[Dataset excerpts]

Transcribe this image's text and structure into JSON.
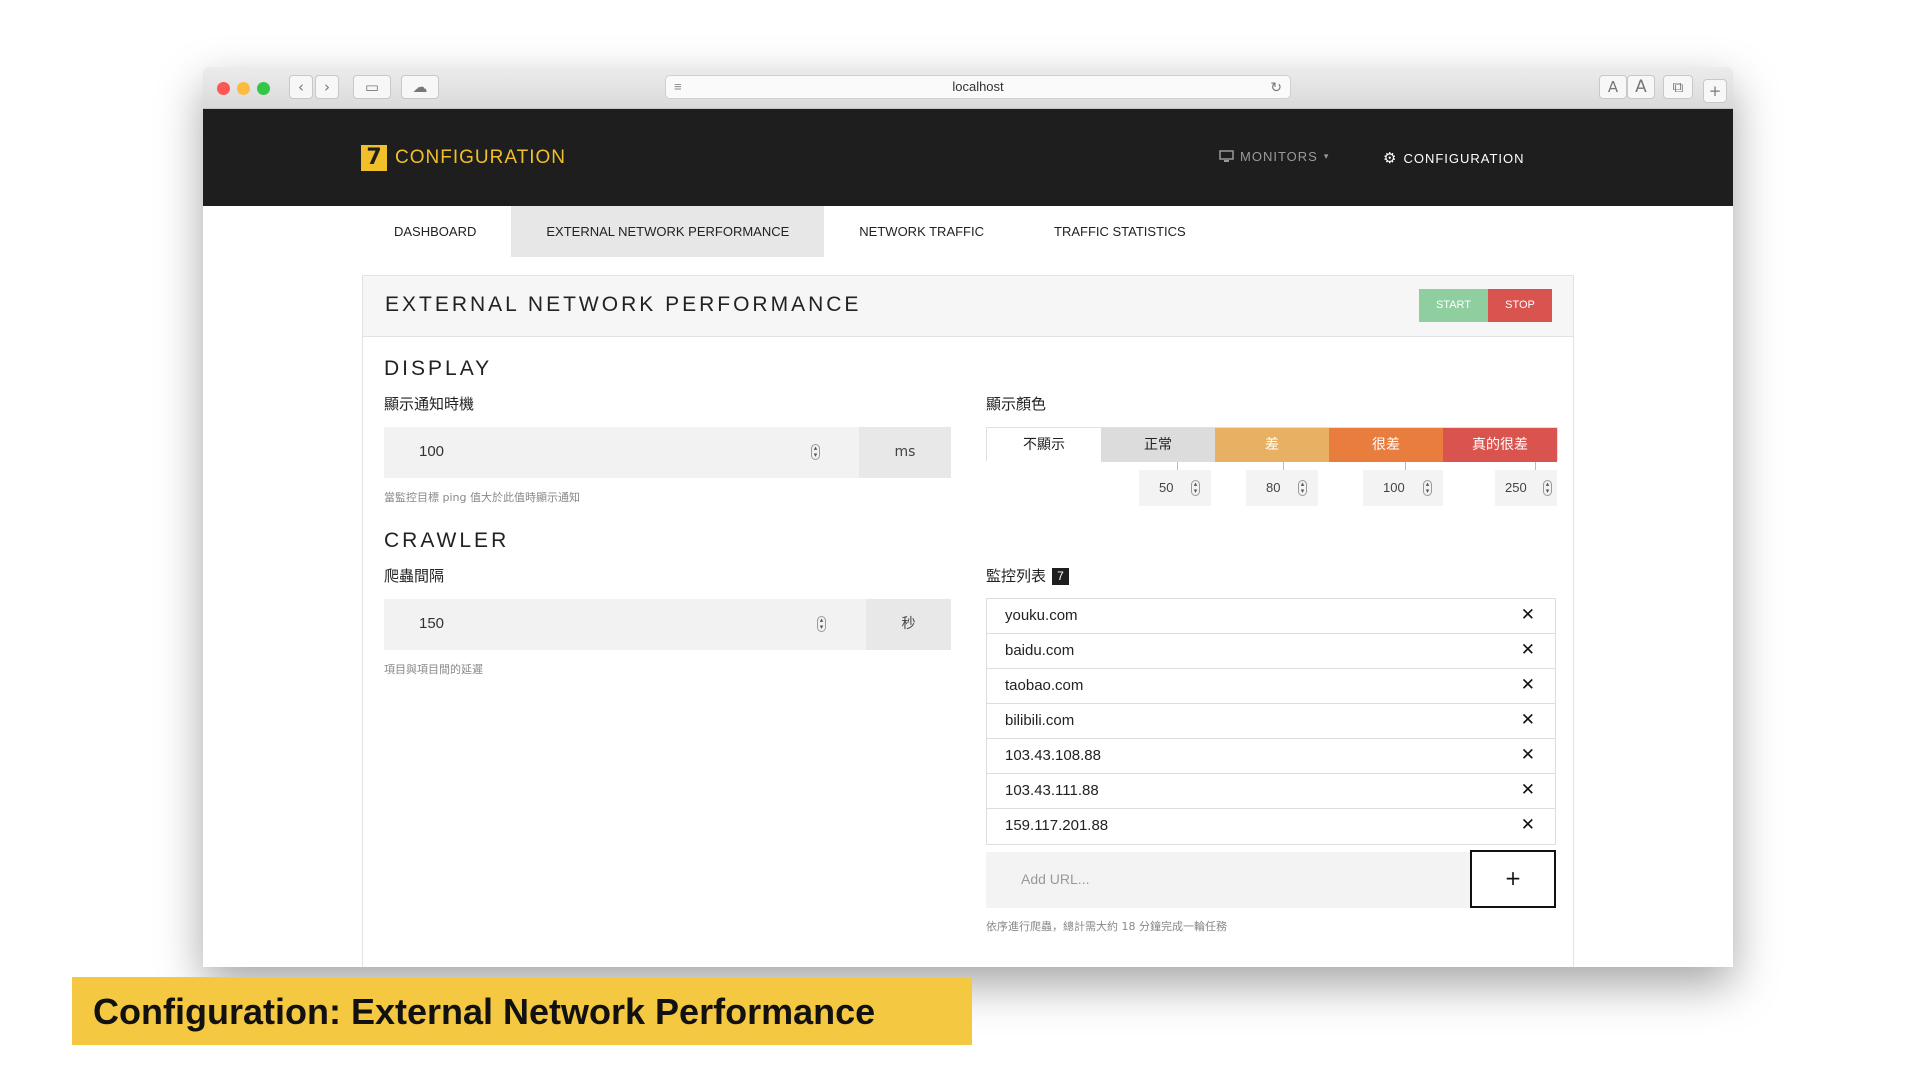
{
  "browser": {
    "url": "localhost",
    "font_small_label": "A",
    "font_large_label": "A",
    "new_tab_label": "+"
  },
  "app": {
    "brand_logo": "7",
    "brand_title": "CONFIGURATION",
    "nav_monitors": "MONITORS",
    "nav_configuration": "CONFIGURATION"
  },
  "tabs": [
    {
      "label": "DASHBOARD",
      "active": false
    },
    {
      "label": "EXTERNAL NETWORK PERFORMANCE",
      "active": true
    },
    {
      "label": "NETWORK TRAFFIC",
      "active": false
    },
    {
      "label": "TRAFFIC STATISTICS",
      "active": false
    }
  ],
  "panel": {
    "title": "EXTERNAL NETWORK PERFORMANCE",
    "start_label": "START",
    "stop_label": "STOP",
    "colors": {
      "start": "#8fcf9f",
      "stop": "#d9534f"
    }
  },
  "display": {
    "section_title": "DISPLAY",
    "notify_label": "顯示通知時機",
    "notify_value": "100",
    "notify_unit": "ms",
    "notify_help": "當監控目標 ping 值大於此值時顯示通知",
    "color_label": "顯示顏色",
    "color_scale": [
      {
        "label": "不顯示",
        "bg": "#ffffff",
        "fg": "#222222"
      },
      {
        "label": "正常",
        "bg": "#dcdcdc",
        "fg": "#222222"
      },
      {
        "label": "差",
        "bg": "#e8b063",
        "fg": "#ffffff"
      },
      {
        "label": "很差",
        "bg": "#e87d3e",
        "fg": "#ffffff"
      },
      {
        "label": "真的很差",
        "bg": "#d9534f",
        "fg": "#ffffff"
      }
    ],
    "thresholds": [
      "50",
      "80",
      "100",
      "250"
    ]
  },
  "crawler": {
    "section_title": "CRAWLER",
    "interval_label": "爬蟲間隔",
    "interval_value": "150",
    "interval_unit": "秒",
    "interval_help": "項目與項目間的延遲"
  },
  "monitors": {
    "label": "監控列表",
    "count": "7",
    "items": [
      "youku.com",
      "baidu.com",
      "taobao.com",
      "bilibili.com",
      "103.43.108.88",
      "103.43.111.88",
      "159.117.201.88"
    ],
    "delete_glyph": "✕",
    "add_placeholder": "Add URL...",
    "add_button": "+",
    "help": "依序進行爬蟲，總計需大約 18 分鐘完成一輪任務"
  },
  "caption": "Configuration: External Network Performance"
}
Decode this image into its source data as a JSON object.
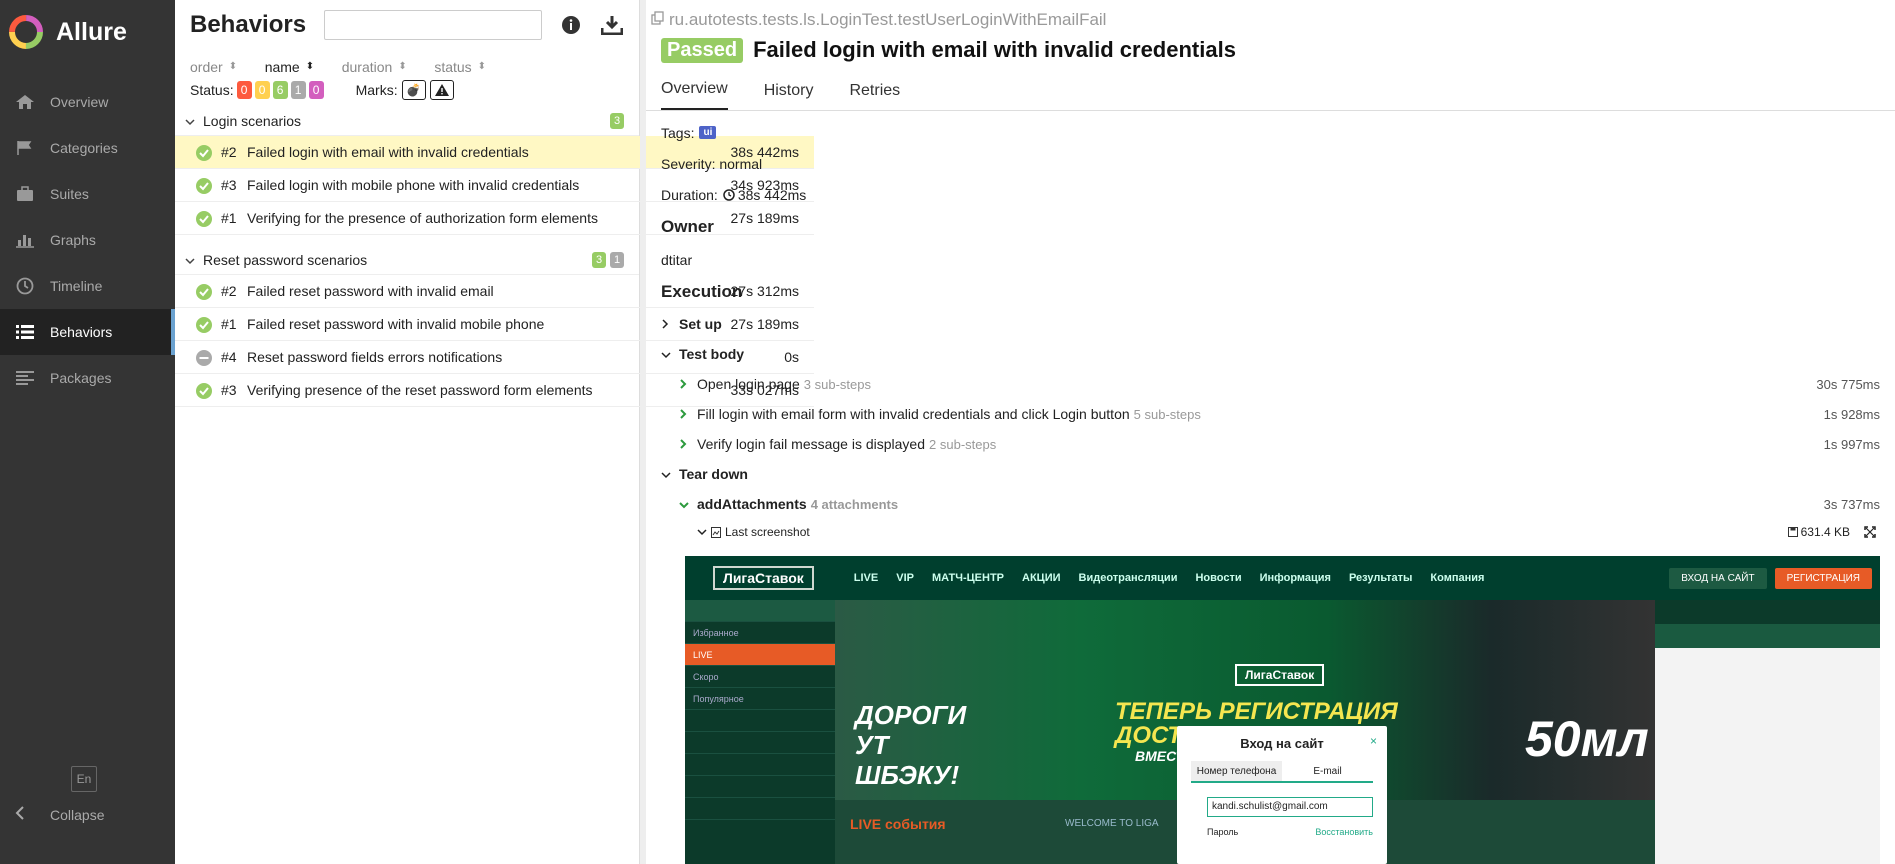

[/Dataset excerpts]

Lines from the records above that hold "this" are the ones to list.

• [Written response]:
Transcribe this image's text and structure into JSON.
Decode this image into its source data as a JSON object.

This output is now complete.